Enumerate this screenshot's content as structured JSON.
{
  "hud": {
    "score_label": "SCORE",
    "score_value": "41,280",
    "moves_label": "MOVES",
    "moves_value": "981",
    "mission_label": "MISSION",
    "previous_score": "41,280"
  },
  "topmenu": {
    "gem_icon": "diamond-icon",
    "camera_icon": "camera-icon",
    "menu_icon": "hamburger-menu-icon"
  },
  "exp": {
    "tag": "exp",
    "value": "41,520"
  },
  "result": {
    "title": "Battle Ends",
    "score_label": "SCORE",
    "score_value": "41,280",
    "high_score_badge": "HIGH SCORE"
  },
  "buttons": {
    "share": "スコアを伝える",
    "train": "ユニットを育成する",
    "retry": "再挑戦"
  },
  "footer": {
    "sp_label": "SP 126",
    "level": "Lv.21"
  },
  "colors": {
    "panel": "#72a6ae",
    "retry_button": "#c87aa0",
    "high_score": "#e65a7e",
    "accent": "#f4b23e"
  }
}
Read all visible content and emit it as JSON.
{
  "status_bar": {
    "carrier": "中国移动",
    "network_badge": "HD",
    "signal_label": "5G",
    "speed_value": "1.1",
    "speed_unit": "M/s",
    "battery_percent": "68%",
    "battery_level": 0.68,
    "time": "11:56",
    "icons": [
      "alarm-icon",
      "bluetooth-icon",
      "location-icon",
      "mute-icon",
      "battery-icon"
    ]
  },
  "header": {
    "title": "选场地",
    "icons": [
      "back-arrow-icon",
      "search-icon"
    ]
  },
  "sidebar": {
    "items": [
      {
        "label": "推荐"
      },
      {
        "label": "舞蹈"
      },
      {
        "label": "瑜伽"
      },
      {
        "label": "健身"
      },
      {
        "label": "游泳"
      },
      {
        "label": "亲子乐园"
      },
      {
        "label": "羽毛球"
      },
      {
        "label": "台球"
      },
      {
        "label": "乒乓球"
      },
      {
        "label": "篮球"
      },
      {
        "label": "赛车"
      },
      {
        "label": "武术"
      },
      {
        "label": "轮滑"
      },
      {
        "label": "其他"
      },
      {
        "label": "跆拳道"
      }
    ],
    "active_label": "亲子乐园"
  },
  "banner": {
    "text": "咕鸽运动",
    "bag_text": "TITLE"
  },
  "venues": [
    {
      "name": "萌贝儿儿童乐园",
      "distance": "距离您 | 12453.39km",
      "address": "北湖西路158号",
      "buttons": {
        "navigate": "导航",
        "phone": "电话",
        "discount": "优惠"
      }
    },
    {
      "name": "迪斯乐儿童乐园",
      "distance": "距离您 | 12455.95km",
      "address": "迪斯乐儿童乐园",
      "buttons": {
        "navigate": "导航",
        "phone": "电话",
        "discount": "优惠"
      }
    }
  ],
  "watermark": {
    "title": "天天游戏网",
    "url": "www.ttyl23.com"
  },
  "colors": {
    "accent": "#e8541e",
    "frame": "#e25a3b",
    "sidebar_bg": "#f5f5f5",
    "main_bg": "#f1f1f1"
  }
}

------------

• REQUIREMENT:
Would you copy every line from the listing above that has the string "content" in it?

• RESULT BELOW:
Enumerate this screenshot's content as structured JSON.
Read all visible content and emit it as JSON.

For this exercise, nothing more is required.